START MATERIAL TO PROCESS
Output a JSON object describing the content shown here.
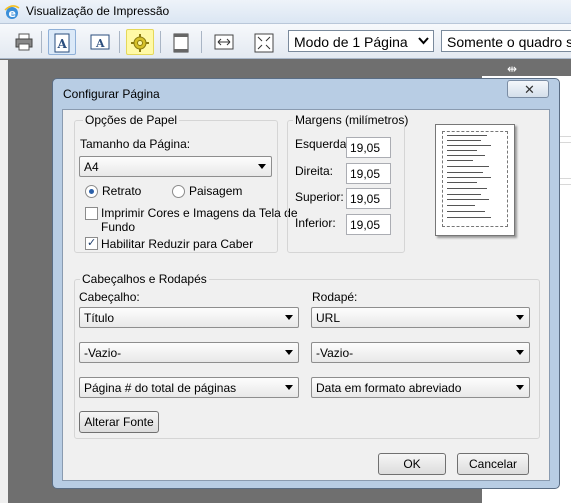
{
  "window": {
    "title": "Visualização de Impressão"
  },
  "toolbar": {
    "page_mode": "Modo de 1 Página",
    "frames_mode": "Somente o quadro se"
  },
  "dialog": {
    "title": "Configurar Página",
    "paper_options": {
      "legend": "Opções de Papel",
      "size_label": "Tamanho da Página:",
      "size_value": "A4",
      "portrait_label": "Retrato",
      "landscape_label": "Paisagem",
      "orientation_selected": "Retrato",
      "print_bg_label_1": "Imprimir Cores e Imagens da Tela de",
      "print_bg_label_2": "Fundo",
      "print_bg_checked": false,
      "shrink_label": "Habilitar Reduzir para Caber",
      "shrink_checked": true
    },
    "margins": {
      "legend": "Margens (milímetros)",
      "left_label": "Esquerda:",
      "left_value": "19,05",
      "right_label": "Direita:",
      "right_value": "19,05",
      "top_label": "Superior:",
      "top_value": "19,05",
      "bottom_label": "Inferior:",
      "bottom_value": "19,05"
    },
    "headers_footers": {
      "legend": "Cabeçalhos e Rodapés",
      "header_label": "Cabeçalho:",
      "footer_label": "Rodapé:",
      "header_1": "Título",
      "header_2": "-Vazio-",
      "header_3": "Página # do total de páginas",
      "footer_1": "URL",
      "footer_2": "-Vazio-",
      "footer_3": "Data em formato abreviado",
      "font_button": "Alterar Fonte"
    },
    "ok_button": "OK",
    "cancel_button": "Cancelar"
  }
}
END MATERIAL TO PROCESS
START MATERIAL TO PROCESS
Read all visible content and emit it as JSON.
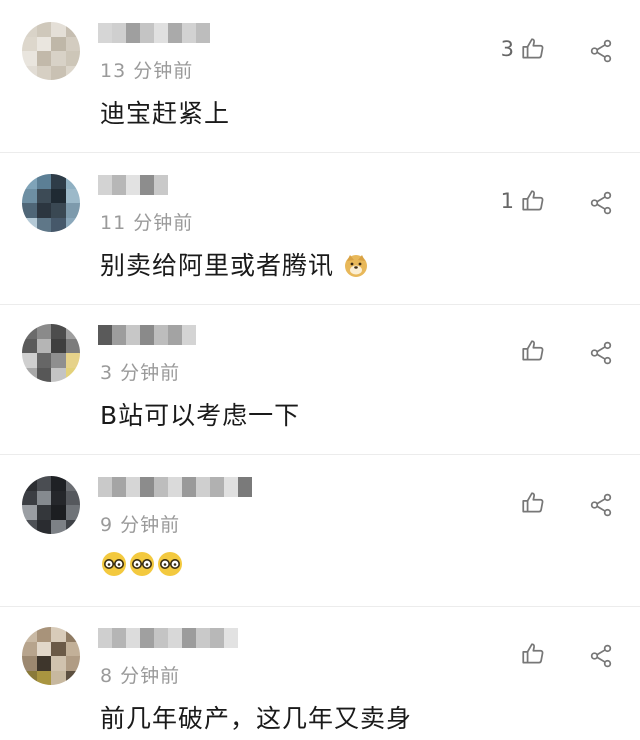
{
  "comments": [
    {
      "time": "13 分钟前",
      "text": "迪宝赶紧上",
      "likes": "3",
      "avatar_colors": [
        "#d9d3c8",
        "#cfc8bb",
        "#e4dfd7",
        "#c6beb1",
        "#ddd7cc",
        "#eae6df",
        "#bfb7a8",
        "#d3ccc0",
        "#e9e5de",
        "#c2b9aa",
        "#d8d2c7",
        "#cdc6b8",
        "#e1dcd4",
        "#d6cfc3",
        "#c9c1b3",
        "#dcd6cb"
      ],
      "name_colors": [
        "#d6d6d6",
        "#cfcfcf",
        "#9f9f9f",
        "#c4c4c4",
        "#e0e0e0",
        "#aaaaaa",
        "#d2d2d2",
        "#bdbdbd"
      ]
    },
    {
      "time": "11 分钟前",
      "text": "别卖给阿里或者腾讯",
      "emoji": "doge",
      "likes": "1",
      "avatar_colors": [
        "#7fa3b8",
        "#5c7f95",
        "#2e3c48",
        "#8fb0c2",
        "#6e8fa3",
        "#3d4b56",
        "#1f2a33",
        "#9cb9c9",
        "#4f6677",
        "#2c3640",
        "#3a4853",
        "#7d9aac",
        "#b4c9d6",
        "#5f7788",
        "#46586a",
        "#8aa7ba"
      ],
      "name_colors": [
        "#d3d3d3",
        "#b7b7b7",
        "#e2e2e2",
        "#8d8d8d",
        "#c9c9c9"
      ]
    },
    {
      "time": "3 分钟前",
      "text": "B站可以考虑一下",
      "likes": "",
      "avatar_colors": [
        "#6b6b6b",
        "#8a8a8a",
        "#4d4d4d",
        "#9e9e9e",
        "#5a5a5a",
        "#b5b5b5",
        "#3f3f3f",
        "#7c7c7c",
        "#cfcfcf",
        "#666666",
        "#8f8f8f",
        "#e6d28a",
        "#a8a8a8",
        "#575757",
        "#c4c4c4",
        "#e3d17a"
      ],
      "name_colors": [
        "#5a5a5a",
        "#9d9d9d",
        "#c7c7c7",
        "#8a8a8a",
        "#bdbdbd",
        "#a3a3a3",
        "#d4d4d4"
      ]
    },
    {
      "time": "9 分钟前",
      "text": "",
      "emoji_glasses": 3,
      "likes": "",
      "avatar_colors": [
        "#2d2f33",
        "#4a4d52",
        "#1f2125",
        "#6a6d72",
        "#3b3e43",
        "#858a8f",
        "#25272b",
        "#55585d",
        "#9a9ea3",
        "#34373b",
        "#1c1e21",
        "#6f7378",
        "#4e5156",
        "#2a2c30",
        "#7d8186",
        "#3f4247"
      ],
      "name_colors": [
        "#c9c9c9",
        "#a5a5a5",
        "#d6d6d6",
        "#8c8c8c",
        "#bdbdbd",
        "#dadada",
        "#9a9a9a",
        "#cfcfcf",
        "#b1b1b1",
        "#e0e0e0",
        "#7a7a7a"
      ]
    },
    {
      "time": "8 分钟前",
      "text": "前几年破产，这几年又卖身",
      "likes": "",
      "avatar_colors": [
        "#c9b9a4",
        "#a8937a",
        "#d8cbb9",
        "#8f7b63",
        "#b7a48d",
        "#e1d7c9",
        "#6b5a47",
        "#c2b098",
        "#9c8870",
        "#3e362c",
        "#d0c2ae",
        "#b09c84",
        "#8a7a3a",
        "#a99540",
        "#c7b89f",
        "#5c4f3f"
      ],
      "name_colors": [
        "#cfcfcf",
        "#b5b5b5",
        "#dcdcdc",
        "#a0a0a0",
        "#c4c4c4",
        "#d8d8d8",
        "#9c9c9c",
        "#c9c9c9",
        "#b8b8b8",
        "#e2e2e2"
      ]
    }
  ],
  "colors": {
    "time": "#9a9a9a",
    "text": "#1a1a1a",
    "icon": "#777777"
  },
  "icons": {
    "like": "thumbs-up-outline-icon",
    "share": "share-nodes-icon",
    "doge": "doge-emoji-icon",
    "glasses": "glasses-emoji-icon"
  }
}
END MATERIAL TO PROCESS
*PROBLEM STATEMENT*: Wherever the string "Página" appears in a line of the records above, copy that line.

*YOUR RESPONSE*:
    "page_mode": "Modo de 1 Página",
    "title": "Configurar Página",
      "size_label": "Tamanho da Página:",
      "header_3": "Página # do total de páginas",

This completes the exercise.